I don’t believe pushing girls to be more like boys is the answer to gender equality. Instead of making masculine tendencies the ideal standard, shouldn’t we hold the “girly” qualities to the same high regard? It has also been interesting to see how often people assume the studio is “women’s only.” Some have asked “Well aren’t you afraid you are off putting to men with all this pink?” Um… how do I say this nicely? Not even a little bit. But seriously, this was also a deliberate choice because I wanted men to know they are always welcome here. However, I only want men in our classes who feel comfortable in a very femme-positive space. Maintaining an environment where the members feel comfortable, welcomed and supported will always be very important to me. From day one, we have always been a place for all gender identities and gender expressions. 

I’m passionate about adult dance and body positivity because… I’ve experienced how life-changing body confidence is. When I hated my body, that insecurity seeped into every area of my life. It’s hard to live a BIG life when you’re constantly trying to make yourself smaller. When I learned to love myself and love my body, it changed everything. I left an unhappy marriage, I applied for a new job where I could start to hone my business skills, I started making plans to open my business, and I finally felt worthy of it all. All of this while parenting a young child. 

My proudest accomplishment is… Opening the doors to The Pink Studio. There were a lot of barriers and many reasons that could’ve held me back, but I actually did it and I could not be prouder.

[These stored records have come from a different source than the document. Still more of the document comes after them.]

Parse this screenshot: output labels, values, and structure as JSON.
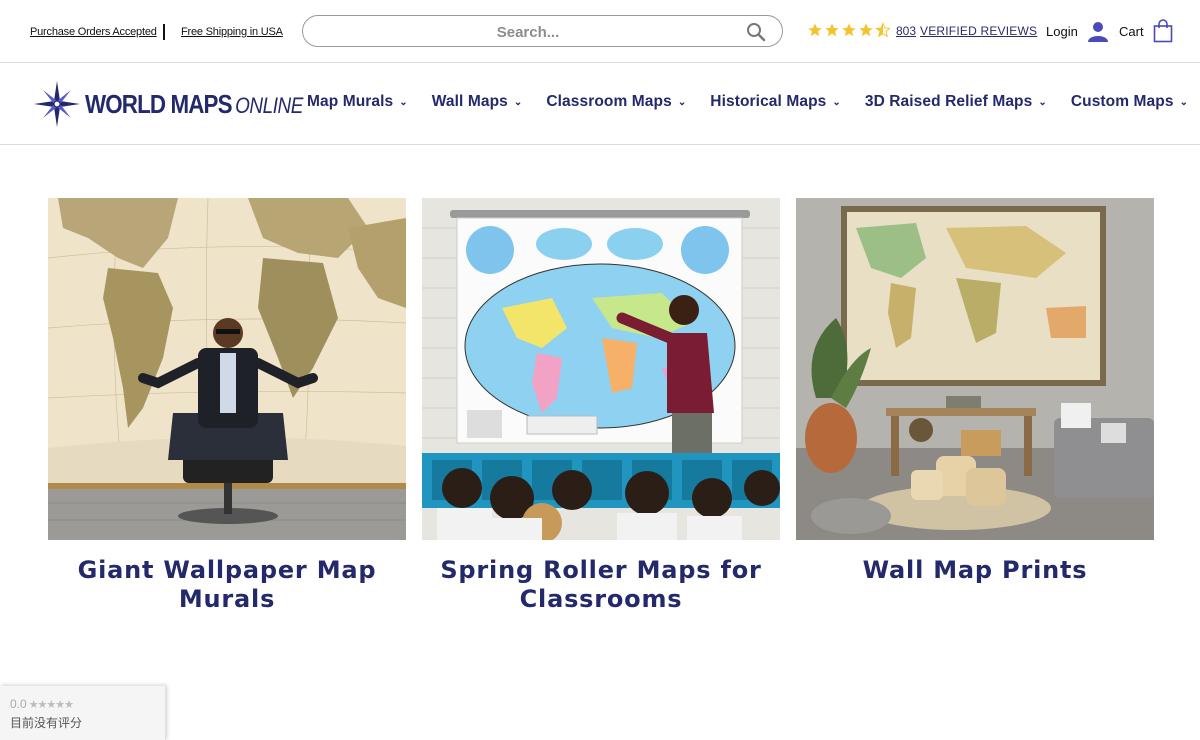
{
  "topbar": {
    "promo_1": "Purchase Orders Accepted",
    "promo_2": "Free Shipping in USA",
    "search_placeholder": "Search...",
    "rating_stars": 4.5,
    "review_count": "803",
    "review_label": "VERIFIED REVIEWS",
    "login_label": "Login",
    "cart_label": "Cart"
  },
  "logo": {
    "name_main": "WORLD MAPS",
    "name_sub": "ONLINE"
  },
  "nav": {
    "items": [
      {
        "label": "Map Murals"
      },
      {
        "label": "Wall Maps"
      },
      {
        "label": "Classroom Maps"
      },
      {
        "label": "Historical Maps"
      },
      {
        "label": "3D Raised Relief Maps"
      },
      {
        "label": "Custom Maps"
      }
    ]
  },
  "cards": [
    {
      "title": "Giant Wallpaper Map Murals"
    },
    {
      "title": "Spring Roller Maps for Classrooms"
    },
    {
      "title": "Wall Map Prints"
    }
  ],
  "rating_widget": {
    "score": "0.0",
    "stars": "★★★★★",
    "text": "目前没有评分"
  },
  "colors": {
    "brand_navy": "#23296b",
    "star_gold": "#f4c430",
    "icon_blue": "#4a4ab8"
  }
}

Opening this business was harder than giving birth and going through a divorce so sometimes I still can’t believe I did it! There was a circle of people around me who helped make this possible. 

My biggest setback was… The pandemic. I had survived the first two years in business. What I thought was the hardest part. We had just started to become profitable and then the world changed. The fitness industry has been closed for longer than most, and we have been hit hard. 

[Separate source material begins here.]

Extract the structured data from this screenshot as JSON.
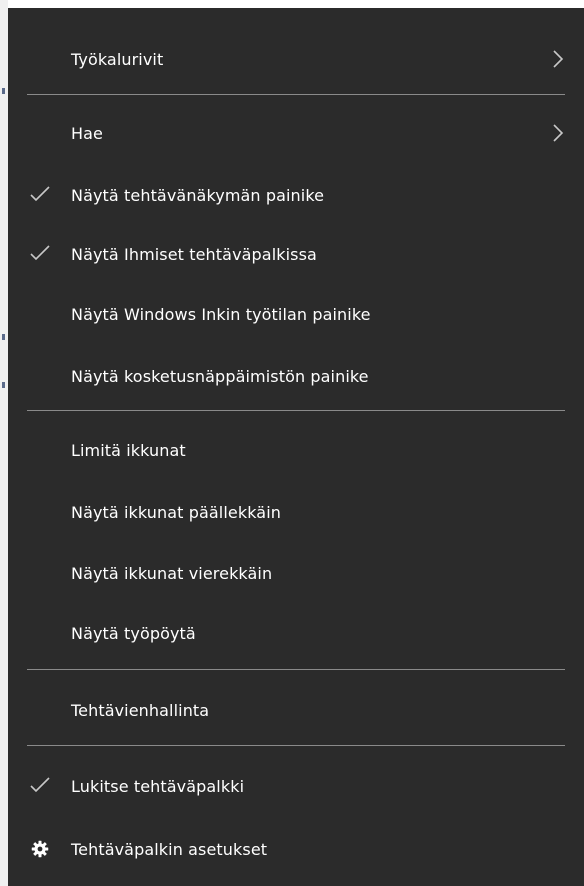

I overcame it by…  Gratitude and a lot of help from my brother. Grant is my brother and also co-owner of the studio. The first 5 days in lockdown in March 2020 we worked harder than we did when the business first opened. We had to create a whole new online platform, figure out how to teach 30 classes a week online, and lead our team of teachers and staff through the process. It was overwhelming, but we did it and that’s how we have survived the past two years.

People have been redefining what a “fit” body looks like and that’s super exciting.

My advice for aspiring entrepreneurs is…  Surround yourself with the right people. Find other entrepreneurs to be friends with, and mentor each other. Find a partner who believes in your dreams as fiercely as you do. Spend time with those who lift you up and challenge you. 

The one piece of advice I give that I have trouble following myself is… Don’t take things personally. I take everything personally because it feels like my business is so personal, but that makes it hard for me to make objective decisions or see the big picture sometimes. 

The thing I love most about what I do is… Hearing from clients about how our classes impact their whole lives. I’ll never forget the woman who told me after taking a month of Beginner Beyoncé classes with us, that her co-workers pointed out to her that she was raising her hand more in meetings and seemed more confident. And there was another woman, the only client who’s every made me cry, even though she didn’t realize it. She was 62 years old and came in giggling one day for her ballet class, so excited to show me her brand new ballet shoes. She told me that she dreamed of having ballet shoes since she was a little girl, and that she had assumed that dream has passed her by. I had to excuse myself to go cry in the bathroom because the whole thing just made me so emotional! 

I stay inspired by… Seeing so much diversity and representation now in dance and fitness. People have been redefining what a “fit” body looks like and that’s super exciting. 

My next step is…  There is another business idea brewing right now that I’m really excited about. It’s adjacent to the idea of The Pink Studio, but not the same. More performance based, and it will definitely celebrate all bodies, ages and genders!